In a follow-up to a report in February about the increase of norovirus seen in Taiwan, the Taiwan Centers for Disease Control (Taiwan CDC) invited relevant government agencies, including the Ministry of Education (MOE), the Tourism Bureau and the Food and Drug Administration (TFDA), to convene the “Cross-Ministry Meeting on Viral Gastroenteritis Cluster Response Plan” to prevent further spread of the disease, as well as ensure food safety for the citizens and high-quality travel for both domestic and international visitors on March 17, 2015.
The two main topics for discussion in this meeting included sanitation and hygiene management in the tourism industry and the control and prevention of viral gastroenteritis in campus settings.
According to the epidemiological investigation, the recently reported 5 diarrhea clusters in Taiwan have been confirmed to be caused by norovirus, which shows that there is still room for improvement in terms of sanitation and hygiene management in hotels and restaurants.
Norovirus is a highly contagious viral illness that often goes by other names, such as viral gastroenteritis, stomach flu, and food poisoning.
The symptoms include nausea, vomiting, diarrhea, and some stomach cramping. Sometimes people additionally have a low-grade fever, chills, headache, muscle aches, and a general sense of tiredness. The illness often begins suddenly, and the infected person may feel very sick. In most people, the illness is self-limiting with symptoms lasting for about 1 or 2 days. In general, children experience more vomiting than adults do.
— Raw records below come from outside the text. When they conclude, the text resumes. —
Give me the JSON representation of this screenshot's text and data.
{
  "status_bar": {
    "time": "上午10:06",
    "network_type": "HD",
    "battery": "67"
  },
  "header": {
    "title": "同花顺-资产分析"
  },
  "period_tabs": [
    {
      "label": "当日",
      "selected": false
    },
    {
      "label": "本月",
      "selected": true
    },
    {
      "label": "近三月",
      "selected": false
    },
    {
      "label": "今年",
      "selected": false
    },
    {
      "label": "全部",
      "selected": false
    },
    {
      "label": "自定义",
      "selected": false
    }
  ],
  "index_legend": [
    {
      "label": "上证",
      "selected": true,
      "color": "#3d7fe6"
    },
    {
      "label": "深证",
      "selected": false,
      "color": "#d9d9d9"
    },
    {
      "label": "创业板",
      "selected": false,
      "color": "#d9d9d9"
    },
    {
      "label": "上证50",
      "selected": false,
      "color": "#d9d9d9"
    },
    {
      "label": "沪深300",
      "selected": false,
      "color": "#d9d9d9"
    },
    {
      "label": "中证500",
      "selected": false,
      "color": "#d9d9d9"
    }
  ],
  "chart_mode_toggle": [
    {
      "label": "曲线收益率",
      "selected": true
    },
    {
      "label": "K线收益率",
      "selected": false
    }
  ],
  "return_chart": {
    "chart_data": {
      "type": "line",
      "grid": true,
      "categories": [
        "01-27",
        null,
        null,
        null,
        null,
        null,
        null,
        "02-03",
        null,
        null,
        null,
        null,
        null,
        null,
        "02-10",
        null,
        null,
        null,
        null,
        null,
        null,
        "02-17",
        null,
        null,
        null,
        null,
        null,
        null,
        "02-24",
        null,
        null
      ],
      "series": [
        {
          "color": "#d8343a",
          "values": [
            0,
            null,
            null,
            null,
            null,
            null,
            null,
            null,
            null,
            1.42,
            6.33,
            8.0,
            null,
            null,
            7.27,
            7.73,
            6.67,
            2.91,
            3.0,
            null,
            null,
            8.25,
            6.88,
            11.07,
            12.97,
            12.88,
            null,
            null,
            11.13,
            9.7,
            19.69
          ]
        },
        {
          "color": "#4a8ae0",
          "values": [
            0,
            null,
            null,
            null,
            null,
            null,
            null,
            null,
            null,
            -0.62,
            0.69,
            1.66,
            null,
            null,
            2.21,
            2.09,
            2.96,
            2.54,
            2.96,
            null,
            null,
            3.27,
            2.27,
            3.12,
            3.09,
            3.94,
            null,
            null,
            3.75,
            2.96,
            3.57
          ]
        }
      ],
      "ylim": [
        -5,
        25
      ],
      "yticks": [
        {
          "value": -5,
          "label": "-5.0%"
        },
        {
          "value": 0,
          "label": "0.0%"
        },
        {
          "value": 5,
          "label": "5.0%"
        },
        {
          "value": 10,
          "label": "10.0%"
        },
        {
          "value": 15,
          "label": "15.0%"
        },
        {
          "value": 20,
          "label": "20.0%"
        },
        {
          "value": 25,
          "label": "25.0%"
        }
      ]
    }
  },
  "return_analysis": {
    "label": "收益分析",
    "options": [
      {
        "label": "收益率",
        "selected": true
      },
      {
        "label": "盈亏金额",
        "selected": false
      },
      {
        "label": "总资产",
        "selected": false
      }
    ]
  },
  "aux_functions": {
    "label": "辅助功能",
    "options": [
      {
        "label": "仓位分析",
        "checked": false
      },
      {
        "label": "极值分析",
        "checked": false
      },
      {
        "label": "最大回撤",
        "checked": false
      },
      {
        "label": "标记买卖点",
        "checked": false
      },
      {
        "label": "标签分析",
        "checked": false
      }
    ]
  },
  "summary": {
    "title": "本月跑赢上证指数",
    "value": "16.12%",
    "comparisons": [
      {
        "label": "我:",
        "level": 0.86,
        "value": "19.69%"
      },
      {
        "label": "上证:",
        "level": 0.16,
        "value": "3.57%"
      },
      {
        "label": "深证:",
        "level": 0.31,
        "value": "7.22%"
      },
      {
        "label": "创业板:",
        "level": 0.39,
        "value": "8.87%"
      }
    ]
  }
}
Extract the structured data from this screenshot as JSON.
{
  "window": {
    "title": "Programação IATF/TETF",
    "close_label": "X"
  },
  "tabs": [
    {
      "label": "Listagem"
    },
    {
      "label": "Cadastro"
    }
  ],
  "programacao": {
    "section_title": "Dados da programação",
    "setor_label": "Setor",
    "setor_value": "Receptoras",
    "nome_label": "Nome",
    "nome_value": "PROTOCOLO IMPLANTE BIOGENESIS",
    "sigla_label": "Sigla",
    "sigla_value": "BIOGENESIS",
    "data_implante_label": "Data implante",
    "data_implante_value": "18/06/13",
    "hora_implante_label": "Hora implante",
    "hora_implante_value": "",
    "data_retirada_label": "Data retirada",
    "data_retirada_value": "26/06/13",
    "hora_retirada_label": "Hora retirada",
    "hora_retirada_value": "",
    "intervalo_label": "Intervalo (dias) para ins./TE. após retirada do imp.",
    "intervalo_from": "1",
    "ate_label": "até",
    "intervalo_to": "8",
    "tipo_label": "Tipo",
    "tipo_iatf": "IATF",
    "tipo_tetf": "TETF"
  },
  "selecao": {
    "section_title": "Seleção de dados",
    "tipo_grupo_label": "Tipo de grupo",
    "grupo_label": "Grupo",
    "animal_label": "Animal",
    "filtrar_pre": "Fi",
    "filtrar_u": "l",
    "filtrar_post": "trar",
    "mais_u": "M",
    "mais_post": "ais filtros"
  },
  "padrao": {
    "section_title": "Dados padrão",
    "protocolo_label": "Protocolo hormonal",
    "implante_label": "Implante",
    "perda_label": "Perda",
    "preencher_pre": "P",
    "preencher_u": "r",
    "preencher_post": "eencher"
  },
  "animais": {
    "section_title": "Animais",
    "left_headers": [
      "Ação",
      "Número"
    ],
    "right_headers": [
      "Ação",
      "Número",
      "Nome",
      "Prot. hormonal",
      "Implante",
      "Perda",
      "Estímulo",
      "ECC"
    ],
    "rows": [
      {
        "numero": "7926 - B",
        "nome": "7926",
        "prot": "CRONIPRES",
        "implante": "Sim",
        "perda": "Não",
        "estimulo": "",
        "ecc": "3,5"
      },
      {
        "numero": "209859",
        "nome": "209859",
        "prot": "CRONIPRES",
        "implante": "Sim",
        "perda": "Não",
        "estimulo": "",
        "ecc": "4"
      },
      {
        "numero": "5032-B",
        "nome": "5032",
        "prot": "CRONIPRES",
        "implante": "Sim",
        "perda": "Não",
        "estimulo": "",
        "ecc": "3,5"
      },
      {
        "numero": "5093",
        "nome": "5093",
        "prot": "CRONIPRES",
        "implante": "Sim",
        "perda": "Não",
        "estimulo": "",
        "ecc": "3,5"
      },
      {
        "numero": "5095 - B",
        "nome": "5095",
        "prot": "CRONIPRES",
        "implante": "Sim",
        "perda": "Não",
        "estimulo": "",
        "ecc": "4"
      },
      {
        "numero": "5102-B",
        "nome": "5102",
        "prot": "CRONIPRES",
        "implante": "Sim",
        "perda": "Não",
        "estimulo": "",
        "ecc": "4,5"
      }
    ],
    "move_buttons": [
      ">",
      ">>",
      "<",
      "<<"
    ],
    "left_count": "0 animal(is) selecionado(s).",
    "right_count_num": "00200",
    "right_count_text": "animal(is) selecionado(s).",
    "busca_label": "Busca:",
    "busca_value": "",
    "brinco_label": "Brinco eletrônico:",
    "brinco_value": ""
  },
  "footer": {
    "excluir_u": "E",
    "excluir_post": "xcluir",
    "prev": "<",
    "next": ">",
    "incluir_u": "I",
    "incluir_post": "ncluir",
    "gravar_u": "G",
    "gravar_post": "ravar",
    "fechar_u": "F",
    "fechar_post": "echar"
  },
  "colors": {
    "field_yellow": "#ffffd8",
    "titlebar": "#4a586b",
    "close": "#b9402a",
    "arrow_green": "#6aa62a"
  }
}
Norovirus is spread person to person particularly in crowded, closed places. Norovirus is typically spread through contaminated food and water, touching surfaces or objects contaminated with norovirus and then putting your hand or fingers in your mouth and close contact with someone who is vomiting or has diarrhea.